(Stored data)
• • • • • • •
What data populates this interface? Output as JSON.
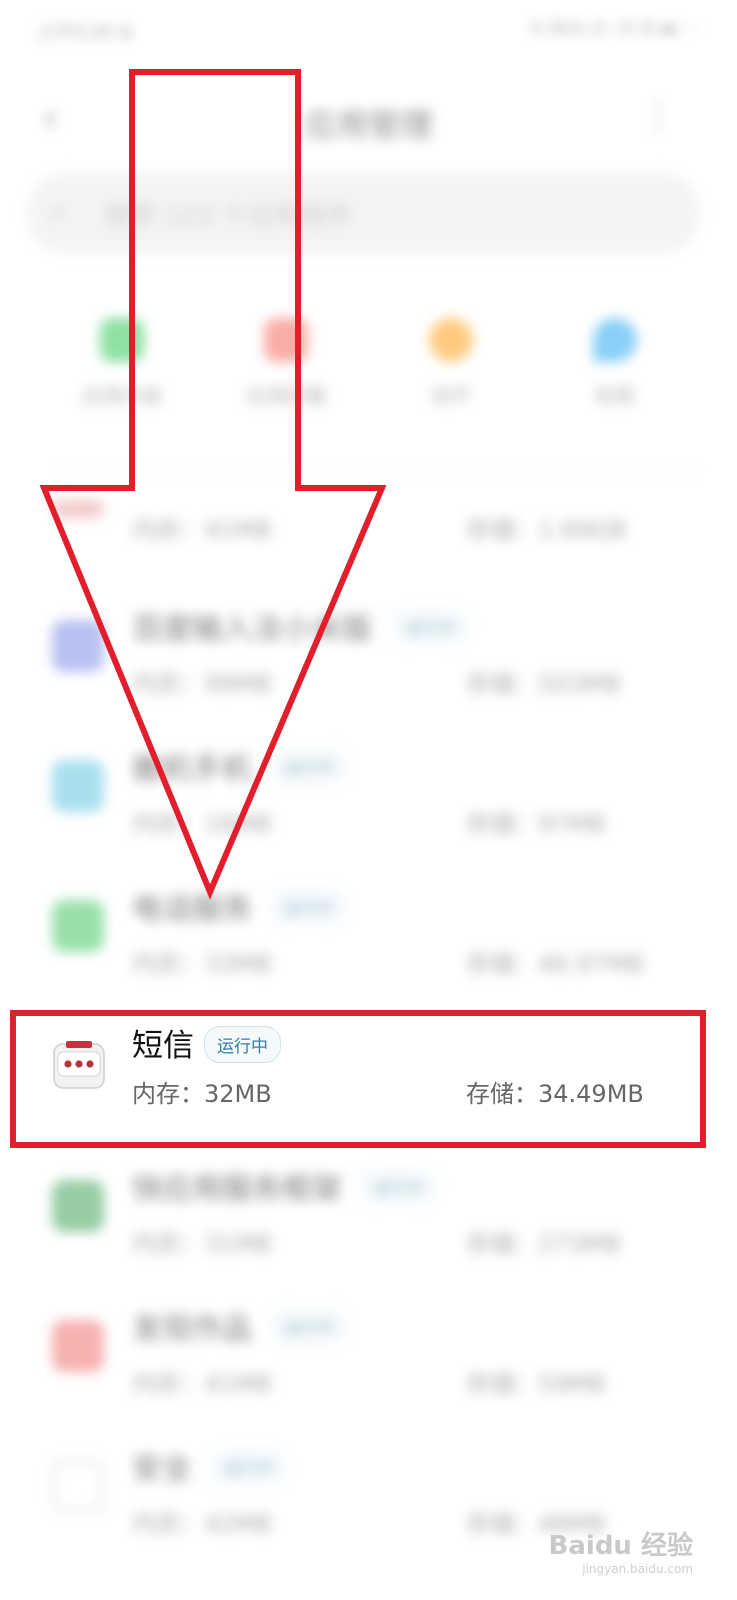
{
  "status_bar": {
    "left": "上午9:26 ⊕",
    "right": "4.3K/s ⊘ .ıll ◔ ▬ ⋯"
  },
  "header": {
    "title": "应用管理"
  },
  "search": {
    "placeholder": "搜索 123 个应用程序"
  },
  "quick_actions": [
    {
      "label": "应用升级",
      "color": "#34c759"
    },
    {
      "label": "应用卸载",
      "color": "#f46b5f"
    },
    {
      "label": "双开",
      "color": "#ff9f1a"
    },
    {
      "label": "权限",
      "color": "#2aa8f2"
    }
  ],
  "apps": [
    {
      "name": "",
      "badge": "",
      "memory": "内存：41MB",
      "storage": "存储：1.69GB",
      "icon_color": "#e8a0a0"
    },
    {
      "name": "百度输入法小米版",
      "badge": "运行中",
      "memory": "内存：99MB",
      "storage": "存储：503MB",
      "icon_color": "#7d8fe6"
    },
    {
      "name": "搬机手机",
      "badge": "运行中",
      "memory": "内存：16MB",
      "storage": "存储：97MB",
      "icon_color": "#63c6e0"
    },
    {
      "name": "电话服务",
      "badge": "运行中",
      "memory": "内存：33MB",
      "storage": "存储：46.97MB",
      "icon_color": "#45c866"
    },
    {
      "name": "短信",
      "badge": "运行中",
      "memory": "内存：32MB",
      "storage": "存储：34.49MB",
      "icon_color": "#ffffff"
    },
    {
      "name": "快应用服务框架",
      "badge": "运行中",
      "memory": "内存：31MB",
      "storage": "存储：273MB",
      "icon_color": "#3fa45b"
    },
    {
      "name": "发现作品",
      "badge": "运行中",
      "memory": "内存：41MB",
      "storage": "存储：59MB",
      "icon_color": "#f07171"
    },
    {
      "name": "安全",
      "badge": "运行中",
      "memory": "内存：42MB",
      "storage": "存储：48MB",
      "icon_color": "#dddddd"
    }
  ],
  "watermark": {
    "text": "Baidu 经验",
    "sub": "jingyan.baidu.com"
  },
  "accent_color": "#e31e2c"
}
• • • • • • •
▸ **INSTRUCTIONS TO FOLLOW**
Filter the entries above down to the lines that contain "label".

▸ **OUTPUT BELOW**
      "label": "应用升级",
      "label": "应用卸载",
      "label": "双开",
      "label": "权限",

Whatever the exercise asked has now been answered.